Ashley was killed in the crash, and Lindsay, who was driving, was seriously injured.
Casaus has been on paid leave since March 26 pending an Internal Affairs investigation that could result in his termination, and he has been charged criminally with vehicular homicide and causing great bodily injury through reckless driving.
The lawsuit, filed May 15 in state District Court in Albuquerque, says neither the city nor the department has “taken appropriate or sufficient steps to curtail this widespread practice of its officers deliberately running red lights or otherwise ignoring traffic laws and the public safety without the justification of a legitimate law enforcement purpose.”
City Chief Administrative Officer Rob Perry said Tuesday he expects Schultz to make a final determination on Casaus’ job status “in the days ahead.”
As for the allegations in the lawsuit, Perry said in a statement that the city cannot comment on pending litigation.
It alleges the department was negligent in hiring and retaining Casaus because he has a history of traffic violations and because of an “attempted cover-up” into a crash involving a fellow officer.
Casaus, in three incidents between 1994 and 1997, pleaded guilty to driving between 16 and 20 mph over the speed limit, careless driving and not stopping at a stop sign, according to the lawsuit and online court records. Casaus was hired at APD around the year 2000.
John D’Amato, an attorney representing Casaus in the criminal case, said Casaus had no history of reckless driving as an officer, before the Feb. 10 crash. He emphasized that the earlier traffic cases are decades old.
The attorney representing Casaus in the most recent civil case could not be reached for comment.
Casaus was also the subject of a November 2010 citizen police complaint, the suit said.

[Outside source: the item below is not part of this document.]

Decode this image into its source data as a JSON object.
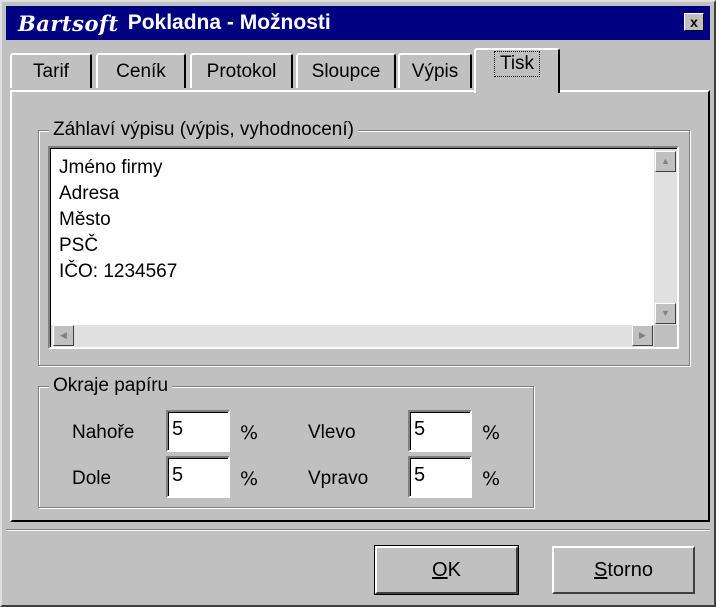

It was filed by the mother of a girl who was in a car crash involving a different APD officer and three other vehicles on Nov. 10, 2010, near Coal and Princeton. The mother alleged that Casaus failed to mention in his investigation into the crash that his fellow officer was at least partially to blame, according to a copy of the citizen complaint. Witnesses told an accident reconstruction company after the crash that the officer didn’t have his lights or sirens activated during the crash, and investigators guessed that the officer was going two to three times the speed limit.
The complaint said that he failed to conduct a thorough investigation.
The Independent Review Officer and Chief Schultz later ruled that Casaus acted properly because injuries from that crash did not warrant a full APD accident reconstruction; and because, while Casaus conceded immediately that his fellow officer had broken department policy in the crash, he believed that that violation would be dealt with administratively.
As Casaus awaits possible disciplinary action, the Browder family has been frustrated with what it sees as a slow-moving APD Internal Affairs investigation, Ashley Browder’s grandfather, Dannie Serfoss, told the Journal on Tuesday.
Today would have been Ashley Browder’s birthday, Serfoss said.
Casaus “is basically on paid vacation, and today is her birthday,” he said, adding that family members placed a new memorial at the crash site on Tuesday. “We aren’t having a very good birthday party.”
Albuquerque Journal Staff Writer Jeff Proctor contributed to this report.